Harold Pinter’s play, based on a clandestine extramarital relationship he had in the 1960s, is the story of a seven year affair told in reverse chronological order. (You’ll acclimate.)
Emma (Zawe Ashton), who’s married to Robert (Tom Hiddleston), has had a seven year affair with her husband’s best friend, Jerry (Charlie Cox), who’s married to Judith, whom we never meet. Both couples have rarely mentioned children. A later glimpse of one is beautifully imagined, understated, and telling,
Emma has telephoned and arranged to meet Jerry two years after the affair dissipated. She tells him she finally confessed to Robert and that he admitted to liaisons of his own. Her marriage is over. Sitting side by side, Emma and Jerry barely look at one another while apparently remaining deeply attached. Dialogue is halting. British reserve abounds. “It’s grand of you to come,” she says, perhaps hopefully.
Robert, a publisher, and Jerry, an author’s agent, remain close. Male bonding in Pinter’s world takes precedence. Emma, a far less fleshed out person than the men, has no discernible profession. She reminds me of Bobbie in Carnal Knowledge, rather more symbolic than real. In fact, Bobbie had more personality.
Scenes take place in an apartment (love nest doesn’t fit in this production) secured by the illicit couple, at the men’s traditional weekly lunches (waiter Eddie Arnold injects a few moments of lightness), Emma and Robert’s home and their pivotal trip to Venice.

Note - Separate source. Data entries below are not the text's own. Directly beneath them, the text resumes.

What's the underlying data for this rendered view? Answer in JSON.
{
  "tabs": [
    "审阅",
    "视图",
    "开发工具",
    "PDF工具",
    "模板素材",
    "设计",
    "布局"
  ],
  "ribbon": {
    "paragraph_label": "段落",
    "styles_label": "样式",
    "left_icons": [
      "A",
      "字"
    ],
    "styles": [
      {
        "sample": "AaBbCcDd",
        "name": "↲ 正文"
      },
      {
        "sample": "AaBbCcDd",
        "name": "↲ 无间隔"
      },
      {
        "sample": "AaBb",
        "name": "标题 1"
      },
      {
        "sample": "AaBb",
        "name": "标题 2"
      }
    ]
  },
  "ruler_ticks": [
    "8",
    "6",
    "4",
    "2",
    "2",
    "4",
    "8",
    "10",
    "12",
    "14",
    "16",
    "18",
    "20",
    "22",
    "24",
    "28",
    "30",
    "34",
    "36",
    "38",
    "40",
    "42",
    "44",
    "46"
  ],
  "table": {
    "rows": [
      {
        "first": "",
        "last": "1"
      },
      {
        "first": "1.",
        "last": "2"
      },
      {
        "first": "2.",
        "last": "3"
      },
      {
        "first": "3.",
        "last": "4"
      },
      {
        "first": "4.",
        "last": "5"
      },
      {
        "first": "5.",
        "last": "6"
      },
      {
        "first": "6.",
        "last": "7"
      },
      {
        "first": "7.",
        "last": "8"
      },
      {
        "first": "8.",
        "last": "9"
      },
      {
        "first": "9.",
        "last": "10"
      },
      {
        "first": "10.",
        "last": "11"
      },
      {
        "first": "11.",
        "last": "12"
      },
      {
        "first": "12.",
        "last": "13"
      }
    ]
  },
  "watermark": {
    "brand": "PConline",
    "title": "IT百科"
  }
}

Director Jamie Lloyd choreographs the protagonists so that each scene seamlessly morphs into the next. No character leaves the stage as none are absent from the other’s lives or consciousness. Attention or lack of it is explicit. The splendid device of two revolving floor turntables, one inside the other, allows characters to move very, very slowly around, passing close, yet without contact; indicating influence, overlap, awareness.
Betrayal unspools in slow motion. Pauses are long and measured, feelings shrouded. Almost every interaction is manifest in a kind of fugue state. Robert’s intermittent, slightly manic smile is a rare exception of expression. Were the actors not totally in sympathy, their methodology in sync, this would create restlessness. As it is, we enter the state with them early on. Focus is terrific, the play, rather soulless.
Tom Hiddleston is a splendid, multifaceted actor. In my opinion, his best turn here is lunch with Jerry, having returned from Venice with secret knowledge of his wife’s betrayal. Innuendo underpins everything. He looks at Jerry as if he were a specimen, yet not in a manner his friend perceives. Nothing is revealed.
Charlie Cox’s Jerry, more of an everyman than Robert, comes most alive when, half way through, we watch him approach Emma for the first time at a party. He’s drunk and besotted, something difficult to pull off with credible sweetness and charm. (He does.)
As I’m unfamiliar with Zawe Ashton, I can’t conjecture how much of her frigid demeanor is direction. She’s certainly consistent. We have little sympathy for Emma and less belief in her ability to love, however.
This is the third iteration of Betrayal on Broadway starting in 1980. Like Harold Pinter’s spare language, masked emotion, and obscure motivation, the play has become increasingly stark in presentation. Scenic/Costume Designer Soutra Gilmour’s stage is bare but for two chairs and a backsplash. Apparel is contemporary minimalist. (Why is Emma barefoot?) There are no props except in the restaurant vignette. Lighting by Jon Clark is subtle.
A very modern production with effective direction, solid acting and no heart.
Photos by Marc Brenner
Opening: Zawe Ashton (Emma), Charlie Cox (Jerry), Tom Hiddleston (Robert)